it timber because the stabs in the intro
reminded me of a tree falling.
The Worm: the composition of this tune is
rather not-ostinate-like. One of the reasons
is that it is composed and arranged completely
without an instrument. It is actually ”written”(with
small bars) directly into the key-editor
of Cubase. It was one of the first songs
I composed and at that time I didn’t
have a midi-keyboard.
Playground: this track was a little yellow-jackets
inspired. It is a very simple melodic, very
soft and easy going. A fast composition,
it almost made it self.
Home planet: a melodic little space-pop
Run: when I composed this tune it was actually
meant to be a Satriani-like tune. I asked
a Danish R&B producer (named Ezi cut)
to mix it and the result is something-Joe-Satri-R&B-ani-like!
I don’t think I ever have heard that
before! (is that good or bad?). The solo
has at the beginning a conventional picking
sequence, next a long sweep-picking sequence
and after the B-part a long tapping sequence.
The sound you hear at the very end, is the
drumsticks that are being laid down on the
Bye: ohh haven’t we all tried that?,
Can’t fall a sleep because of a heartache.
A different version of an internationally
famous song, in Danish called ”Mester
Jacob”, nobody knows who composed
it, so I guess there’s no copyright
on that one!! (he-he).
Secret lab is like the brother for track
02 The Worm (Same-story).
My Butterfly: a nice and calm 8-finger tapping
Still Here: Josef is singing the intro while
he is slapping his leather pans in a very
Round and around: The bass is making a melody

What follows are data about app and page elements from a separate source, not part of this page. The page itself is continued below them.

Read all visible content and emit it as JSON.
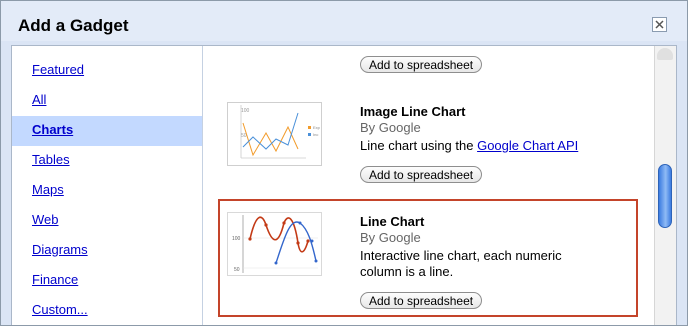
{
  "dialog": {
    "title": "Add a Gadget",
    "close_icon": "close-x-icon"
  },
  "sidebar": {
    "items": [
      {
        "label": "Featured",
        "selected": false
      },
      {
        "label": "All",
        "selected": false
      },
      {
        "label": "Charts",
        "selected": true
      },
      {
        "label": "Tables",
        "selected": false
      },
      {
        "label": "Maps",
        "selected": false
      },
      {
        "label": "Web",
        "selected": false
      },
      {
        "label": "Diagrams",
        "selected": false
      },
      {
        "label": "Finance",
        "selected": false
      },
      {
        "label": "Custom...",
        "selected": false
      }
    ]
  },
  "gadgets": {
    "add_label": "Add to spreadsheet",
    "items": [
      {
        "name": "Image Line Chart",
        "by": "By Google",
        "desc_prefix": "Line chart using the ",
        "desc_link": "Google Chart API",
        "thumb_ticks": [
          "100",
          "50"
        ],
        "thumb_legend": [
          "Exp",
          "Inc"
        ]
      },
      {
        "name": "Line Chart",
        "by": "By Google",
        "desc": "Interactive line chart, each numeric column is a line.",
        "thumb_ticks": [
          "100",
          "50"
        ]
      }
    ]
  },
  "colors": {
    "selected_bg": "#c3d9ff",
    "link": "#0000cc",
    "highlight_border": "#c4442a",
    "series_orange": "#f29b2a",
    "series_blue": "#4a90d9",
    "series_red": "#c33a16",
    "series_darkblue": "#3366cc"
  }
}
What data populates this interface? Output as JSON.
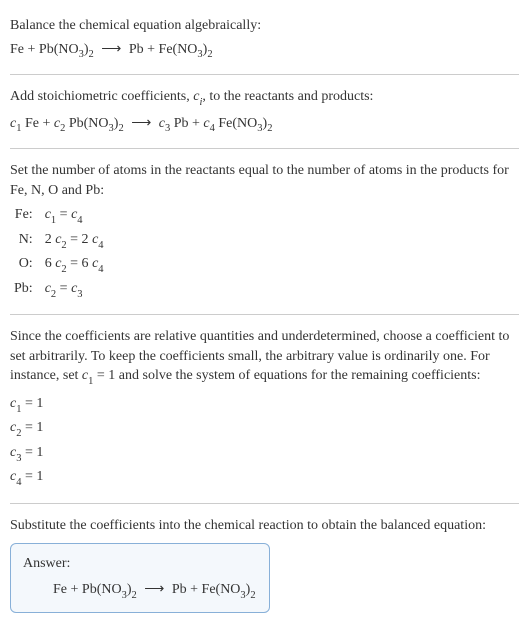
{
  "title": "Balance the chemical equation algebraically:",
  "eqn_initial": {
    "r1": "Fe",
    "plus1": " + ",
    "r2": "Pb(NO",
    "r2sub1": "3",
    "r2mid": ")",
    "r2sub2": "2",
    "arrow": " ⟶ ",
    "p1": "Pb",
    "plus2": " + ",
    "p2": "Fe(NO",
    "p2sub1": "3",
    "p2mid": ")",
    "p2sub2": "2"
  },
  "step2_text": "Add stoichiometric coefficients, ",
  "step2_ci": "c",
  "step2_ci_sub": "i",
  "step2_text2": ", to the reactants and products:",
  "eqn_coeff": {
    "c1": "c",
    "c1s": "1",
    "sp1": " Fe + ",
    "c2": "c",
    "c2s": "2",
    "sp2": " Pb(NO",
    "sp2sub1": "3",
    "sp2mid": ")",
    "sp2sub2": "2",
    "arrow": " ⟶ ",
    "c3": "c",
    "c3s": "3",
    "sp3": " Pb + ",
    "c4": "c",
    "c4s": "4",
    "sp4": " Fe(NO",
    "sp4sub1": "3",
    "sp4mid": ")",
    "sp4sub2": "2"
  },
  "step3_text": "Set the number of atoms in the reactants equal to the number of atoms in the products for Fe, N, O and Pb:",
  "atoms": [
    {
      "el": "Fe:",
      "lhs_pre": "",
      "lhs_c": "c",
      "lhs_s": "1",
      "eq": " = ",
      "rhs_pre": "",
      "rhs_c": "c",
      "rhs_s": "4"
    },
    {
      "el": "N:",
      "lhs_pre": "2 ",
      "lhs_c": "c",
      "lhs_s": "2",
      "eq": " = 2 ",
      "rhs_pre": "",
      "rhs_c": "c",
      "rhs_s": "4"
    },
    {
      "el": "O:",
      "lhs_pre": "6 ",
      "lhs_c": "c",
      "lhs_s": "2",
      "eq": " = 6 ",
      "rhs_pre": "",
      "rhs_c": "c",
      "rhs_s": "4"
    },
    {
      "el": "Pb:",
      "lhs_pre": "",
      "lhs_c": "c",
      "lhs_s": "2",
      "eq": " = ",
      "rhs_pre": "",
      "rhs_c": "c",
      "rhs_s": "3"
    }
  ],
  "step4_text_a": "Since the coefficients are relative quantities and underdetermined, choose a coefficient to set arbitrarily. To keep the coefficients small, the arbitrary value is ordinarily one. For instance, set ",
  "step4_c": "c",
  "step4_cs": "1",
  "step4_text_b": " = 1 and solve the system of equations for the remaining coefficients:",
  "solutions": [
    {
      "c": "c",
      "s": "1",
      "eq": " = 1"
    },
    {
      "c": "c",
      "s": "2",
      "eq": " = 1"
    },
    {
      "c": "c",
      "s": "3",
      "eq": " = 1"
    },
    {
      "c": "c",
      "s": "4",
      "eq": " = 1"
    }
  ],
  "step5_text": "Substitute the coefficients into the chemical reaction to obtain the balanced equation:",
  "answer_label": "Answer:",
  "eqn_final": {
    "r1": "Fe",
    "plus1": " + ",
    "r2": "Pb(NO",
    "r2sub1": "3",
    "r2mid": ")",
    "r2sub2": "2",
    "arrow": " ⟶ ",
    "p1": "Pb",
    "plus2": " + ",
    "p2": "Fe(NO",
    "p2sub1": "3",
    "p2mid": ")",
    "p2sub2": "2"
  }
}
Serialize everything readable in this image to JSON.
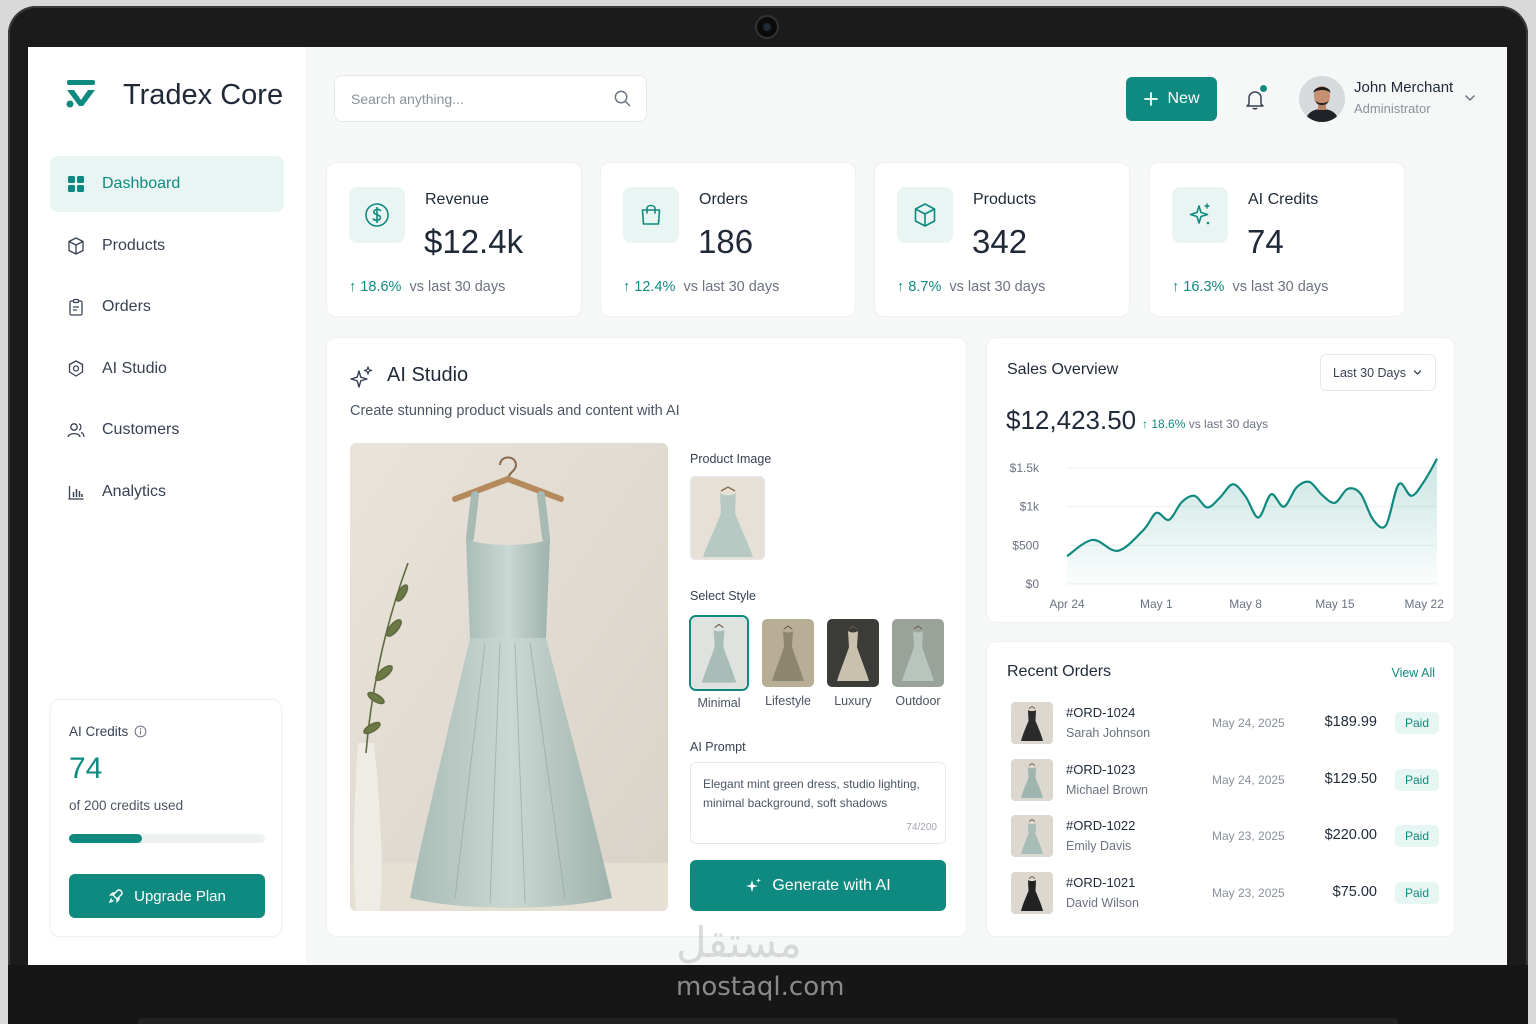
{
  "app": {
    "name": "Tradex Core"
  },
  "header": {
    "search_placeholder": "Search anything...",
    "new_label": "New",
    "user": {
      "name": "John Merchant",
      "role": "Administrator"
    }
  },
  "nav": [
    {
      "label": "Dashboard",
      "icon": "dashboard-grid-icon",
      "active": true
    },
    {
      "label": "Products",
      "icon": "box-icon"
    },
    {
      "label": "Orders",
      "icon": "clipboard-icon"
    },
    {
      "label": "AI Studio",
      "icon": "ai-settings-icon"
    },
    {
      "label": "Customers",
      "icon": "users-icon"
    },
    {
      "label": "Analytics",
      "icon": "bar-chart-icon"
    }
  ],
  "credits_card": {
    "title": "AI Credits",
    "value": "74",
    "subtitle": "of 200 credits used",
    "progress_fraction": 0.37,
    "button_label": "Upgrade Plan"
  },
  "stats": [
    {
      "label": "Revenue",
      "value": "$12.4k",
      "delta": "18.6%",
      "delta_suffix": "vs last 30 days",
      "icon": "dollar-icon"
    },
    {
      "label": "Orders",
      "value": "186",
      "delta": "12.4%",
      "delta_suffix": "vs last 30 days",
      "icon": "shopping-bag-icon"
    },
    {
      "label": "Products",
      "value": "342",
      "delta": "8.7%",
      "delta_suffix": "vs last 30 days",
      "icon": "cube-icon"
    },
    {
      "label": "AI Credits",
      "value": "74",
      "delta": "16.3%",
      "delta_suffix": "vs last 30 days",
      "icon": "sparkle-icon"
    }
  ],
  "studio": {
    "title": "AI Studio",
    "subtitle": "Create stunning product visuals and content with AI",
    "product_image_label": "Product Image",
    "select_style_label": "Select Style",
    "styles": [
      {
        "label": "Minimal",
        "selected": true
      },
      {
        "label": "Lifestyle"
      },
      {
        "label": "Luxury"
      },
      {
        "label": "Outdoor"
      }
    ],
    "prompt_label": "AI Prompt",
    "prompt_text": "Elegant mint green dress, studio lighting, minimal background, soft shadows",
    "prompt_count": "74/200",
    "generate_label": "Generate with AI"
  },
  "sales": {
    "title": "Sales Overview",
    "range": "Last 30 Days",
    "total": "$12,423.50",
    "delta": "18.6%",
    "delta_suffix": "vs last 30 days"
  },
  "chart_data": {
    "type": "area",
    "title": "Sales Overview",
    "x_tick_labels": [
      "Apr 24",
      "May 1",
      "May 8",
      "May 15",
      "May 22"
    ],
    "y_tick_labels": [
      "$1.5k",
      "$1k",
      "$500",
      "$0"
    ],
    "ylim": [
      0,
      1500
    ],
    "grid": true,
    "color": "#0f8a80",
    "x": [
      0,
      2,
      4,
      6,
      7,
      8,
      9,
      10,
      11,
      12,
      13,
      14,
      15,
      16,
      17,
      18,
      19,
      20,
      21,
      22,
      23,
      24,
      25,
      26,
      27,
      28,
      29
    ],
    "values": [
      360,
      570,
      430,
      700,
      920,
      830,
      1060,
      1140,
      990,
      1120,
      1290,
      1130,
      860,
      1160,
      1000,
      1250,
      1320,
      1150,
      1050,
      1230,
      1170,
      830,
      760,
      1290,
      1140,
      1330,
      1620
    ]
  },
  "orders": {
    "title": "Recent Orders",
    "view_all": "View All",
    "rows": [
      {
        "id": "#ORD-1024",
        "customer": "Sarah Johnson",
        "date": "May 24, 2025",
        "amount": "$189.99",
        "status": "Paid",
        "dress": "#2b2b2b"
      },
      {
        "id": "#ORD-1023",
        "customer": "Michael Brown",
        "date": "May 24, 2025",
        "amount": "$129.50",
        "status": "Paid",
        "dress": "#9fb5b0"
      },
      {
        "id": "#ORD-1022",
        "customer": "Emily Davis",
        "date": "May 23, 2025",
        "amount": "$220.00",
        "status": "Paid",
        "dress": "#a9bdb8"
      },
      {
        "id": "#ORD-1021",
        "customer": "David Wilson",
        "date": "May 23, 2025",
        "amount": "$75.00",
        "status": "Paid",
        "dress": "#222222"
      }
    ]
  },
  "watermark": {
    "logo": "مستقل",
    "text": "mostaql.com"
  }
}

and baseline at the same time, which is
typical of some west-African kinds of music.
The voice in the beginning saying ”one
two” is a Macintosh speaking (I think
it is Fred?). The flour-tam has been replaced
with a big-drum standing on its diagonal;
Which explains the grotesque flour-tam sound. Nikolaj is making a nice bass-solo.
What Mango?: if you love dancing to a sexy
Mambo-tune you’re probably gonna hate
this track. You will soon find out that
it is the Mambo from hell. It goes originally
in 7, but no one has apparently told the
guitarist! It is a song that plays a lot
around with poly-rhythms. Lars Ringgaard
is playing a nice blues-harp-solo, on this
Find the pick: This is a “slap-tune”
on a Spanish guitar. It is actually recorded
with 6-microfones, but we didn’t really
pay much attention to that in the mix. During
the slap, I’m holding a pick in my
right hand all the time (just a habit) and
when it suddenly slips out of my hand, you
can hear almost exactly where it lands because
of the overkill number of microphones.
Question: why does the synth-themes/solos
on NVG have such weird melodies?
Answer: All of the background keyboards
is programmed in Cubase, but all of the
synthesizer solo’s/themes is played
live on the guitar-synthesizer and recorded
directly onto the 16-track Tascam why they
can sometimes sound a little bit out of
that I have also tuned the guitar-synthesizer
in a totally different way. It is tuned
with a fifth between each string like a
Cello. So the tuning(from the low string)
will be: E, H, F#, C#, G#, D#. That gives
me almost an extra octave on the guitar
(a sharp 7 to be precise), but of course
the scales are different(stretchy –
stretchy!). The hard work of learning totally
different scales for the guitar- synthesizer,
pays of in fore an example in the pentatonic
benefits; it is easier to make fast pentatonic
sequences or even pentatonic sweep-picking.
» A very fresh sounding guitar instrumental
with lush melodies and great ambience.
» An appealing release for vintage
and modern guitar enthusiasts.
» Reviews in all relevant printed
media and webzines.